Revised Trumbull schools budget now poses 4.35% increase

TRUMBULL — Higher than expected health insurance costs and attempts to comply with recommendations contained in an operational review added about $400,000 to the school system’s 2021-22 budget request.

Superintendent Martin Semmel and business administrator Paul Hendrickson explained the reasons for the increase at last week’s Board of Education meeting. The board is scheduled to vote on the request, and if approved, submit it to First Selectman Vicki Tesoro Feb. 9.

“$113 million is a lot of money, and you want to make sure you spend it correctly,” Semmel said.

The additional $400,000 brings the school system’s budget request to $113.76 million, an increase of about 4.35 percent or $4.3 million more than the current budget.

According to Hendrickson, the bulk of the increase comes from the rising cost of projected health care expenses. The cost increase, which had been estimated at about 6 percent, is actually closer to 8 percent, he said. That accounts for $297,000.

The rest of the increase includes $80,000 for salary and benefits for an additional person in the school’s business office to serve as a backup in compiling the weekly payroll and some other functions. The district also added funds to pay for a facilitator for the planned social justice program ($20,000) and corrected a decimal error in Semmel’s professional services expense account, which was originally budgeted at $2,400 when it should have been $24,000.

Discussion among board members centered on the recently released operational review of the school system that included criticism of the financial practices of the previous administration. Board member Michael Ward asked whether any of the review’s recommendations had been addressed in next year’s budget.

Hendrickson confirmed the payroll backup person was a result of the review. In addition, the review listed the annual licensing fees for NOVAtime employee management software that that the schools had never used. The software cost more than $50,000 each year, and Hendrickson said he had negotiated a lower rate and had begun implementing the software.

NOVAtime includes, among other things, digital timecards and vacation and other assorted time-off tracking. The school system has been doing all of that by hand, which is a time-consuming process, Hendrickson said.
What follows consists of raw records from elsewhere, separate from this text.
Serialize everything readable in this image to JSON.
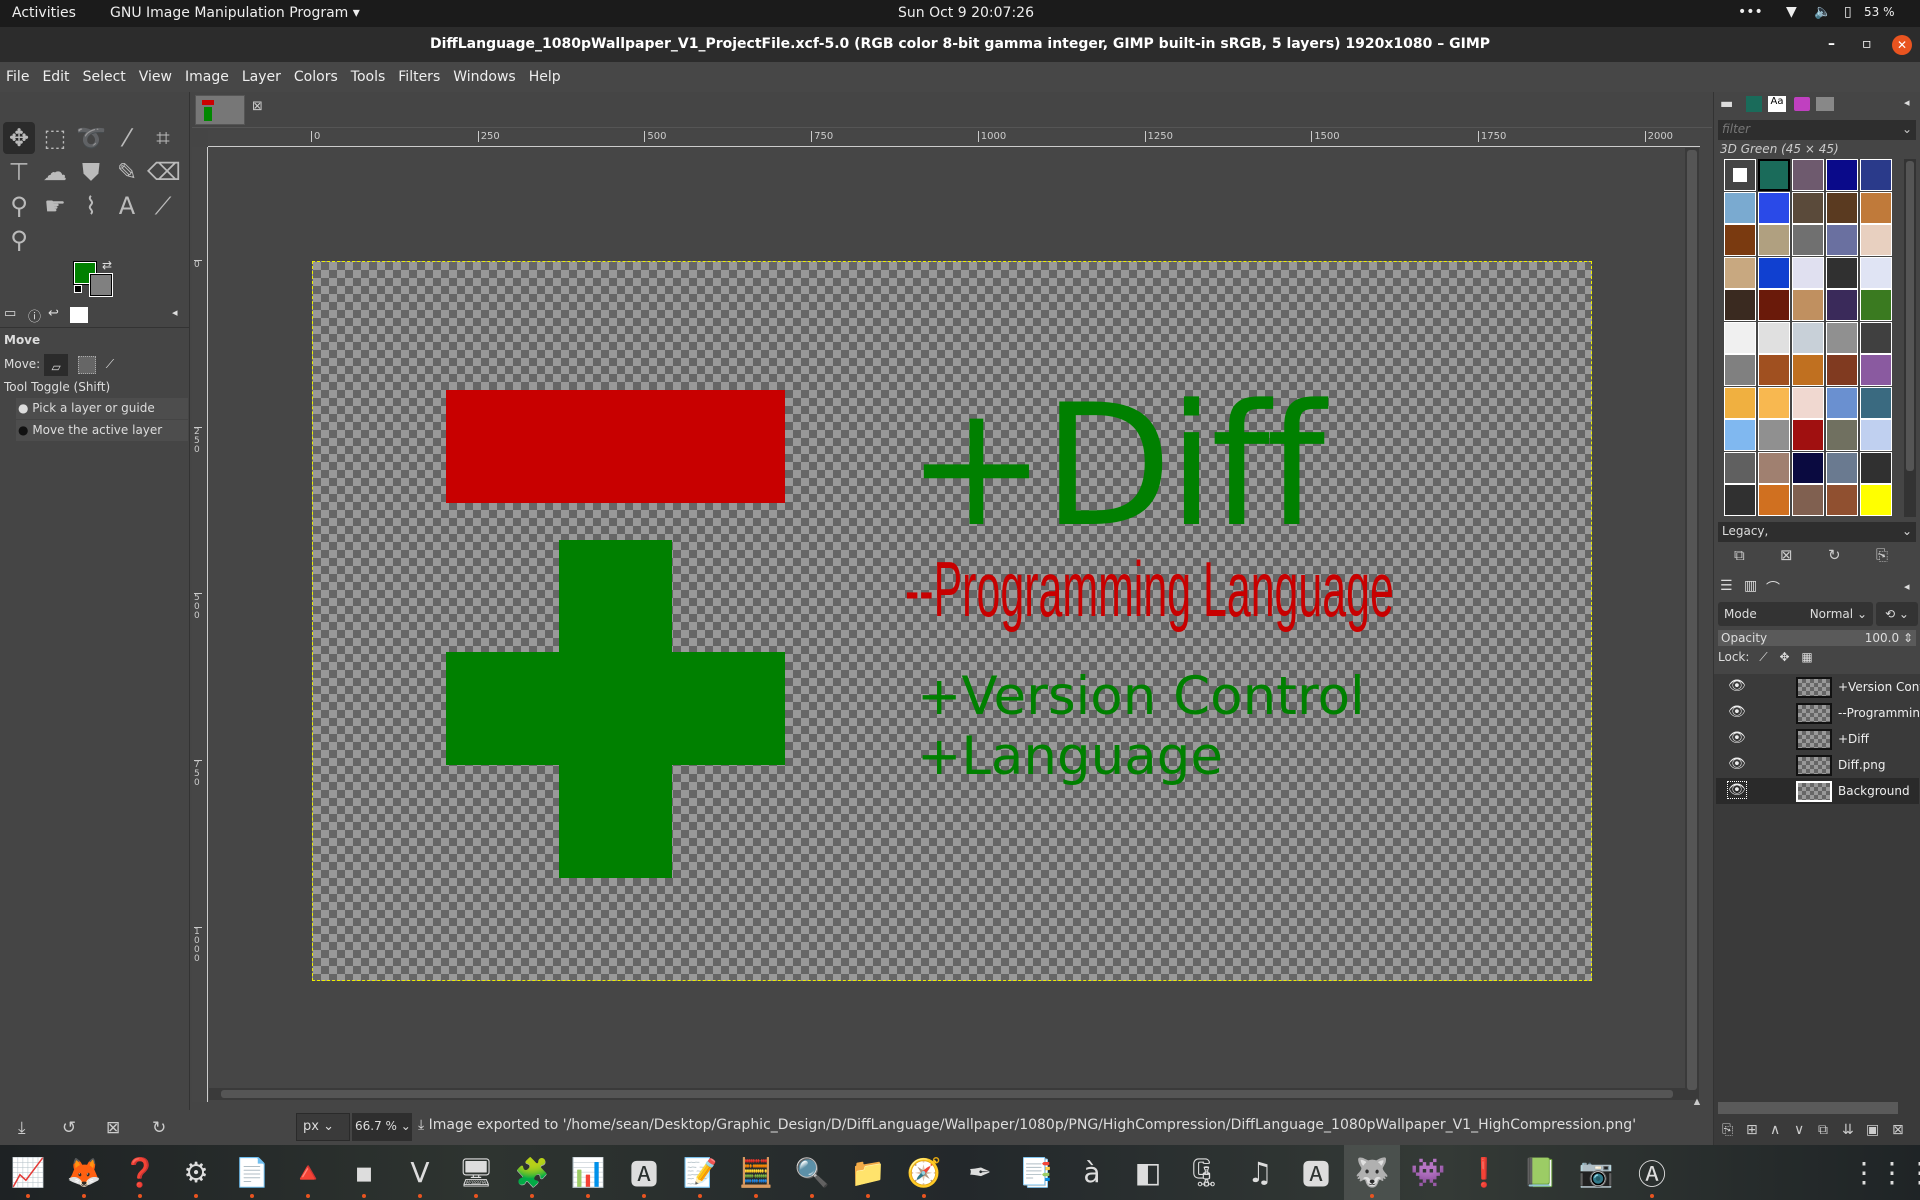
{
  "topbar": {
    "activities": "Activities",
    "app": "GNU Image Manipulation Program ▾",
    "clock": "Sun Oct 9  20:07:26",
    "battery": "53 %"
  },
  "window": {
    "title": "DiffLanguage_1080pWallpaper_V1_ProjectFile.xcf-5.0 (RGB color 8-bit gamma integer, GIMP built-in sRGB, 5 layers) 1920x1080 – GIMP"
  },
  "menu": [
    "File",
    "Edit",
    "Select",
    "View",
    "Image",
    "Layer",
    "Colors",
    "Tools",
    "Filters",
    "Windows",
    "Help"
  ],
  "toolbox": {
    "tools": [
      {
        "name": "move-tool",
        "glyph": "✥"
      },
      {
        "name": "rect-select-tool",
        "glyph": "⬚"
      },
      {
        "name": "free-select-tool",
        "glyph": "➰"
      },
      {
        "name": "fuzzy-select-tool",
        "glyph": "⁄"
      },
      {
        "name": "crop-tool",
        "glyph": "⌗"
      },
      {
        "name": "unified-transform-tool",
        "glyph": "⊤"
      },
      {
        "name": "warp-transform-tool",
        "glyph": "☁"
      },
      {
        "name": "bucket-fill-tool",
        "glyph": "⛊"
      },
      {
        "name": "pencil-tool",
        "glyph": "✎"
      },
      {
        "name": "eraser-tool",
        "glyph": "⌫"
      },
      {
        "name": "clone-tool",
        "glyph": "⚲"
      },
      {
        "name": "smudge-tool",
        "glyph": "☛"
      },
      {
        "name": "paths-tool",
        "glyph": "⌇"
      },
      {
        "name": "text-tool",
        "glyph": "A"
      },
      {
        "name": "color-picker-tool",
        "glyph": "⟋"
      },
      {
        "name": "zoom-tool",
        "glyph": "⚲"
      }
    ],
    "fg_color": "#008000",
    "bg_color": "#808080",
    "options": {
      "title": "Move",
      "move_label": "Move:",
      "toggle_label": "Tool Toggle  (Shift)",
      "opt1": "Pick a layer or guide",
      "opt2": "Move the active layer"
    }
  },
  "ruler": {
    "h_ticks": [
      "0",
      "250",
      "500",
      "750",
      "1000",
      "1250",
      "1500",
      "1750",
      "2000"
    ],
    "v_ticks": [
      "0",
      "250",
      "500",
      "750",
      "1000"
    ]
  },
  "canvas": {
    "minus_color": "#c80000",
    "plus_color": "#008000",
    "title": "+Diff",
    "subtitle": "--Programming Language",
    "line1": "+Version Control",
    "line2": "+Language"
  },
  "status": {
    "unit": "px",
    "zoom": "66.7 %",
    "message": "Image exported to '/home/sean/Desktop/Graphic_Design/D/DiffLanguage/Wallpaper/1080p/PNG/HighCompression/DiffLanguage_1080pWallpaper_V1_HighCompression.png'"
  },
  "patterns": {
    "filter_placeholder": "filter",
    "selected": "3D Green (45 × 45)",
    "tag": "Legacy,",
    "swatches": [
      "#ffffff",
      "#1a6b5a",
      "#6e5a6e",
      "#0a0a8a",
      "#2a3a8a",
      "#7aaad0",
      "#2a4ae8",
      "#5a4a3a",
      "#5a3a20",
      "#c07a3a",
      "#7a3a10",
      "#b0a080",
      "#707070",
      "#6a70a0",
      "#e8d0c0",
      "#c8a880",
      "#1040d0",
      "#e0e0f0",
      "#303030",
      "#e0e4f4",
      "#3a2a20",
      "#6a1a0a",
      "#c09060",
      "#3a2a5a",
      "#3a7a20",
      "#f0f0f0",
      "#e0e0e0",
      "#c8d0d8",
      "#909090",
      "#404040",
      "#808080",
      "#a05020",
      "#c07020",
      "#803a20",
      "#8a5aa0",
      "#f0b040",
      "#f8b850",
      "#f0d8d0",
      "#6a90d0",
      "#3a6a80",
      "#80b8f0",
      "#909090",
      "#a01010",
      "#707060",
      "#c0d0f0",
      "#606060",
      "#a08070",
      "#0a0a40",
      "#6a7a90",
      "#303030",
      "#303030",
      "#d07020",
      "#806050",
      "#905030",
      "#ffff00"
    ]
  },
  "layers": {
    "mode_label": "Mode",
    "mode": "Normal",
    "opacity_label": "Opacity",
    "opacity": "100.0",
    "lock_label": "Lock:",
    "items": [
      {
        "name": "+Version Control"
      },
      {
        "name": "--Programming Language"
      },
      {
        "name": "+Diff"
      },
      {
        "name": "Diff.png"
      },
      {
        "name": "Background"
      }
    ]
  },
  "dock": [
    "system-monitor",
    "firefox",
    "help",
    "settings",
    "writer",
    "vlc",
    "terminal",
    "vim",
    "remote-desktop",
    "extensions",
    "sysprof",
    "software",
    "text-editor",
    "calculator",
    "image-viewer",
    "files",
    "compass",
    "inkscape",
    "document-viewer",
    "character-map",
    "virtualbox",
    "archive",
    "music",
    "font-viewer",
    "gimp",
    "mario",
    "error-report",
    "calc",
    "screenshot",
    "updater",
    "app-grid"
  ]
}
“Hopefully, this will ease the workload on people in the business office and they can concentrate on other, more important things,” he said.

Board member Marie Petitti questioned whether teachers would be required to punch a time clock, arguing that such a requirement “would be an insult.”
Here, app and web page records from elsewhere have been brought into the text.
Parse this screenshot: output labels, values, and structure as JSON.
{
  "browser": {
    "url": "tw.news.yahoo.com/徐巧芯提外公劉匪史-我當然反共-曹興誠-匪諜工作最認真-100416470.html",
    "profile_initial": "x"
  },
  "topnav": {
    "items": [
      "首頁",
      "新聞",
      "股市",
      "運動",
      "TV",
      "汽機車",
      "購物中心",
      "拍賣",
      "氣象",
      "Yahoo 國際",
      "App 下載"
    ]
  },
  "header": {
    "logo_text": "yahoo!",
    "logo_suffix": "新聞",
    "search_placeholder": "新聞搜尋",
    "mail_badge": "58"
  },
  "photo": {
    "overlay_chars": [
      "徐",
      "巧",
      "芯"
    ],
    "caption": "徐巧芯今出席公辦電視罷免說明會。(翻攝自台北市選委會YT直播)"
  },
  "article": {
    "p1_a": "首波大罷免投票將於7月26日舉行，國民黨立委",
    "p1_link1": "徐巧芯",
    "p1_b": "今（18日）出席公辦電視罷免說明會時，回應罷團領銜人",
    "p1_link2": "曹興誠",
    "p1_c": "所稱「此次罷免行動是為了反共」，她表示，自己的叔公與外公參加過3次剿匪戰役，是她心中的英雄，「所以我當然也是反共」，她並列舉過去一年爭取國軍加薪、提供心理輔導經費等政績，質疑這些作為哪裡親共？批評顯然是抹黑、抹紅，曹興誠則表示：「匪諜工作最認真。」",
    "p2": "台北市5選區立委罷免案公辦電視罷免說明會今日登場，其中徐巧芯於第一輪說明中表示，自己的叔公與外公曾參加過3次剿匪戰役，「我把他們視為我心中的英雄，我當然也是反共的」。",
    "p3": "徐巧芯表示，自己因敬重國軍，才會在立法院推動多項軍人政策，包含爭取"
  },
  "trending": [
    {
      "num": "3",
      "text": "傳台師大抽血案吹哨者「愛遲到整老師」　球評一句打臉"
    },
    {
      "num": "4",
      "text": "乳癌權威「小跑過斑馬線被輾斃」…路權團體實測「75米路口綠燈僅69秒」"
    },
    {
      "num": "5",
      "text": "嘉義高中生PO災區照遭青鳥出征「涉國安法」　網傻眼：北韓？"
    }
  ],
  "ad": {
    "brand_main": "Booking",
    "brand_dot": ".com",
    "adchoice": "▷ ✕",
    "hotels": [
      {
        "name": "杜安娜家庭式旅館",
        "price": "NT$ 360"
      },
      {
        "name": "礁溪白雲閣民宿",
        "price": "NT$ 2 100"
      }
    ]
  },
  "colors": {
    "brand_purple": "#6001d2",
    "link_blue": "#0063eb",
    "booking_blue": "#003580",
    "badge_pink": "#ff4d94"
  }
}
Fellow board member Tim Gallo, who is a teacher in another district and is familiar with the system, confirmed that teachers would not have to keep track of the time they spend lesson planning or doing other work outside of school hours.

“It’s still the same group of people clocking in, but just done in much more efficient ways,” he said. “People not currently punching a time clock are not going to start punching a time clock. This just replaces time sheets with a digital system.”

Board Chairman Lucinda Timpanelli, eyeing the annual cost, asked whether the increased efficiency was worth the price tag. Hendrickson said it was worth it.

“We pay 1,000 people biweekly, and on a weekly basis we pay another 400,” he said. “So if you have that many time sheets, the frustration and workload for things that can be accomplished more easily ... this makes it well worth it.”

Scot Kerr ended the discussion by asking for more information on the district’s paper and postage costs. Over the past three years, the district has spent an average of $291,592 on copying and paper, and another $45,000 annually on postage.

“The number just stuns me. What are we mailing?” he asked. “There should be savings when we’ve invested what we have (in technology).”

Semmel replied that he was not certain what the district had mailed last year, but had confirmed the amount.

“It’s something we can look into, we’re mailing things that should be emailed,” he said. “I don’t know enough about where all the postage goes, but it certainly is being spent.”